» **REQUIRED WORK**
Look through the material below and give the number of lines holding "icons", with no other words.
════
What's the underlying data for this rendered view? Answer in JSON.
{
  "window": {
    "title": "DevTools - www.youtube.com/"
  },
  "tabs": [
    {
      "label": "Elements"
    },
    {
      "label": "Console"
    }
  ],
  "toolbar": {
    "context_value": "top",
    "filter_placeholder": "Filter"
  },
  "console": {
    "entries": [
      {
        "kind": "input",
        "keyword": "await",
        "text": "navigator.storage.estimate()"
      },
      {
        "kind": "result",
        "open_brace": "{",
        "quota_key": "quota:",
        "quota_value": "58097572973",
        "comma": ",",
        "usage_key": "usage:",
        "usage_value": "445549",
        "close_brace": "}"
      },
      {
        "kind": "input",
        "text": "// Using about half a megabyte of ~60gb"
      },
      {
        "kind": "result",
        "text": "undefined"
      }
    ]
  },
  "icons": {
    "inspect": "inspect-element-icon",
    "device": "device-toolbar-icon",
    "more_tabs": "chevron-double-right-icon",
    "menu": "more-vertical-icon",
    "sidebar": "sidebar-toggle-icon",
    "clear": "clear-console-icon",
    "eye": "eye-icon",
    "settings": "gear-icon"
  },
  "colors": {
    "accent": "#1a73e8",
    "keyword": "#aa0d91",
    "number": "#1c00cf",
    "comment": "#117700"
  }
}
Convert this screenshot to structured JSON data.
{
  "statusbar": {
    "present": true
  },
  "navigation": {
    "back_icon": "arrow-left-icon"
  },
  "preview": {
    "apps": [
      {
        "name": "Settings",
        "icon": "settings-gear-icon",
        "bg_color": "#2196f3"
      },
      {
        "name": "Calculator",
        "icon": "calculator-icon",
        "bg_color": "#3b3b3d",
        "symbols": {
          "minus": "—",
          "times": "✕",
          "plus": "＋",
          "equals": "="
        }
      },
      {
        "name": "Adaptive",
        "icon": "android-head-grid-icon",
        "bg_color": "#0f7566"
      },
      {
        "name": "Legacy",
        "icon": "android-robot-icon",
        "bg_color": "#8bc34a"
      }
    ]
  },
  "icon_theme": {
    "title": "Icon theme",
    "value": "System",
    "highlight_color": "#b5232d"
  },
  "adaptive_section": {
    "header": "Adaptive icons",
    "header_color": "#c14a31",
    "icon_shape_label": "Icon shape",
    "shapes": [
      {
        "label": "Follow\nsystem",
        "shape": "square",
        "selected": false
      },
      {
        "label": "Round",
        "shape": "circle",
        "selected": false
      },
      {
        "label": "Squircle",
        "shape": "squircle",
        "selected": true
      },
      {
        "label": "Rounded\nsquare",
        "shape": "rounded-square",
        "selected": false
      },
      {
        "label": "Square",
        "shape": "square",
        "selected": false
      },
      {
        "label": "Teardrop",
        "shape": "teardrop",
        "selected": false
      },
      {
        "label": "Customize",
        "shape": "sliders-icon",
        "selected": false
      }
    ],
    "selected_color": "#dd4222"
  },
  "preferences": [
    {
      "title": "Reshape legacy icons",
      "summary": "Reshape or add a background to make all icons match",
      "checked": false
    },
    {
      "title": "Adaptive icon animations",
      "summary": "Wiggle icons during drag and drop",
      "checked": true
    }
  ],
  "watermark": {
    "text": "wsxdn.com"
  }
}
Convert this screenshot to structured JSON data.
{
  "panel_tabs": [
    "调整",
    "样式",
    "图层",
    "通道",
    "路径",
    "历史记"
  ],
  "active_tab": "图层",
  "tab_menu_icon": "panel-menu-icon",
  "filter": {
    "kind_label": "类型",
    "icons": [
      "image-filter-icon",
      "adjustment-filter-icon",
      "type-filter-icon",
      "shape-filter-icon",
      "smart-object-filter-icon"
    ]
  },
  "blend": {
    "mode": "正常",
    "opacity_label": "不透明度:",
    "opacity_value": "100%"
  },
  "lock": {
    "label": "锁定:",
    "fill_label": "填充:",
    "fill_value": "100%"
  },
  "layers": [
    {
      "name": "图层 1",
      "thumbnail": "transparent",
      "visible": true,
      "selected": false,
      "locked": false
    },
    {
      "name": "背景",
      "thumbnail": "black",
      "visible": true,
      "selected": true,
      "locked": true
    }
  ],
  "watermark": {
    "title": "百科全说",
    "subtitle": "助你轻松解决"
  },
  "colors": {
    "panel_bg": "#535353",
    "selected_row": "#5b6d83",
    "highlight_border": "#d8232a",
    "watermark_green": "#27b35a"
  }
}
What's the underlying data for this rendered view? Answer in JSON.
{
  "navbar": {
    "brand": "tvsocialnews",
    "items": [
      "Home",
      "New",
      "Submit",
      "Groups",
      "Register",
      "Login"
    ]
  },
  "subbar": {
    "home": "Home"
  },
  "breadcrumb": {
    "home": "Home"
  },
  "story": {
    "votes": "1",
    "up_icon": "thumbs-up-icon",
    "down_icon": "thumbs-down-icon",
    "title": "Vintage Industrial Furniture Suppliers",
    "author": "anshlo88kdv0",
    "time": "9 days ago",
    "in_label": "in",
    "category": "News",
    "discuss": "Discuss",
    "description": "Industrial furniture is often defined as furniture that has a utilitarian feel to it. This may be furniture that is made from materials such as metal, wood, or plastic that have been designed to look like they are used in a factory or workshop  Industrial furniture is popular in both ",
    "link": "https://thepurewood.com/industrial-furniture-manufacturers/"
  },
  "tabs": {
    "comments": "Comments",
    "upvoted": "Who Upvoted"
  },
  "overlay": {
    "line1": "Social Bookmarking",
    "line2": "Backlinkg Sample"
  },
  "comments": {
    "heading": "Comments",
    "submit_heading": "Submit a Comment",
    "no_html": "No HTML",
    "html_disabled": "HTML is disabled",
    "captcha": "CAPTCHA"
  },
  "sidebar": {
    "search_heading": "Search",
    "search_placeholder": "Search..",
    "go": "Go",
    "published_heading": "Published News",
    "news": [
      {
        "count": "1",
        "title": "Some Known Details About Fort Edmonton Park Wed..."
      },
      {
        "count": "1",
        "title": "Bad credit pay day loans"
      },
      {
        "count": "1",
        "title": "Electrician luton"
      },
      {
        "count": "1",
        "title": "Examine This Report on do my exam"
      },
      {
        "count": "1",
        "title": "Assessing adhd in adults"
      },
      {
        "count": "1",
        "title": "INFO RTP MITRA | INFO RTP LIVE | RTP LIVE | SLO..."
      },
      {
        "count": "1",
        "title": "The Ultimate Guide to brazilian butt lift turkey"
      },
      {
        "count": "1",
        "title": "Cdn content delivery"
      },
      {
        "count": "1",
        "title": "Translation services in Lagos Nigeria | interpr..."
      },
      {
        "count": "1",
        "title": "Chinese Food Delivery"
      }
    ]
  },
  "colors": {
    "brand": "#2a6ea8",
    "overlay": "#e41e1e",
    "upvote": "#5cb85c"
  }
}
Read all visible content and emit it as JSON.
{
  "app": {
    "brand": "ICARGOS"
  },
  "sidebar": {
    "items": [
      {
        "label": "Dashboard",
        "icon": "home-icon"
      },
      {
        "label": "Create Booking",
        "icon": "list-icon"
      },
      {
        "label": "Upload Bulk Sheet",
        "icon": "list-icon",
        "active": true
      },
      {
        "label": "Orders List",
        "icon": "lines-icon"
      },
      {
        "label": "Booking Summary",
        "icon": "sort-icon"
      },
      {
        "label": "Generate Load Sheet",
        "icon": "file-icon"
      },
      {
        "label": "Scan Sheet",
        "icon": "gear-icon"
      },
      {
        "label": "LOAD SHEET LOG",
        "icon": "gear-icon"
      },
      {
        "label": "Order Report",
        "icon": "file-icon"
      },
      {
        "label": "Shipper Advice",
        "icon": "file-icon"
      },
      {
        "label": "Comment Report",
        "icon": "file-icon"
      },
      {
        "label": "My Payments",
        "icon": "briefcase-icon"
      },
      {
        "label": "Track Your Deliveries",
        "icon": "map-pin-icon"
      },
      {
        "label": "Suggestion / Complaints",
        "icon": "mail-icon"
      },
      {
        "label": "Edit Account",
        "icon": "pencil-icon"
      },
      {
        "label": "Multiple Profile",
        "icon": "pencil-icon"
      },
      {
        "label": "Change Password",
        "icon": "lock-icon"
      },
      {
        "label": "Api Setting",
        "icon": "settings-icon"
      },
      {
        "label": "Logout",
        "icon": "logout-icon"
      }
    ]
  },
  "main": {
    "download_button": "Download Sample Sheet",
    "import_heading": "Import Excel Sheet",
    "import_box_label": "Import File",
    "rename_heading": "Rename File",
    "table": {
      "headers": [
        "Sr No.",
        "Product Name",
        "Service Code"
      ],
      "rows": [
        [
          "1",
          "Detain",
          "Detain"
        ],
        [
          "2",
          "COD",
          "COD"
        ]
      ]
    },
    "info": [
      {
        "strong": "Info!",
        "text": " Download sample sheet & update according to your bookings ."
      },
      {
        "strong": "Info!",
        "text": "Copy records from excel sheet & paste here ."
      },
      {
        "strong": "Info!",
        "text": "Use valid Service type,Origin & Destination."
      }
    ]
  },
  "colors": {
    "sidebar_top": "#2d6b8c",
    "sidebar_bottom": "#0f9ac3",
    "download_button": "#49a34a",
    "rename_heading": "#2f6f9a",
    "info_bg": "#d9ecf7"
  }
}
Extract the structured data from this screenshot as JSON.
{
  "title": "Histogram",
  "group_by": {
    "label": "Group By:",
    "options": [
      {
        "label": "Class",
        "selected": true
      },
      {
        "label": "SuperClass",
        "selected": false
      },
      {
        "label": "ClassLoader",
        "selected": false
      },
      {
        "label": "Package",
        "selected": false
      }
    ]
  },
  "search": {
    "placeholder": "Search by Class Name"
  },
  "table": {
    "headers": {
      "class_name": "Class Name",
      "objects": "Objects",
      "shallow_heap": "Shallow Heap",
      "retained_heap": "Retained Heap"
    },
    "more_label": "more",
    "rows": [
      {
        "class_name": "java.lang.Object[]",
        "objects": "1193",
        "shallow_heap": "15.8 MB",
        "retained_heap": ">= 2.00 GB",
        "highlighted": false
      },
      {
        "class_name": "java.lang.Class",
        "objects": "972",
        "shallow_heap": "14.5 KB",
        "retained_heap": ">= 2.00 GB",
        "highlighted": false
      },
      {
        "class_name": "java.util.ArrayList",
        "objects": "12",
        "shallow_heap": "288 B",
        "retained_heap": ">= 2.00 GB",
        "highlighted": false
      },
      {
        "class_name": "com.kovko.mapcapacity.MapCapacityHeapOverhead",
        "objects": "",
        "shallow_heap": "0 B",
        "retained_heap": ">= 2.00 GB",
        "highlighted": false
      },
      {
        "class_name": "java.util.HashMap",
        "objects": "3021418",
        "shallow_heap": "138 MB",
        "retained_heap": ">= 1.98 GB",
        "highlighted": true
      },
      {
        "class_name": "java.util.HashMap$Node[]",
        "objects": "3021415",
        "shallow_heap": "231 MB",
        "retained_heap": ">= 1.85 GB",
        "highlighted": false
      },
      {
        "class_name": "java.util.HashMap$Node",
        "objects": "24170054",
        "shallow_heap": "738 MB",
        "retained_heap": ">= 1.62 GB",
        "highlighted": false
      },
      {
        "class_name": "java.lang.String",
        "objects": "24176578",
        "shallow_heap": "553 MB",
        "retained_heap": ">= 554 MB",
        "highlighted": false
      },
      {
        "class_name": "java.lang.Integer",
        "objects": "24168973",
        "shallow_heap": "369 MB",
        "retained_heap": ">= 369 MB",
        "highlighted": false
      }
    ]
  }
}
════
» **RESULT OF THIS EXERCISE**
6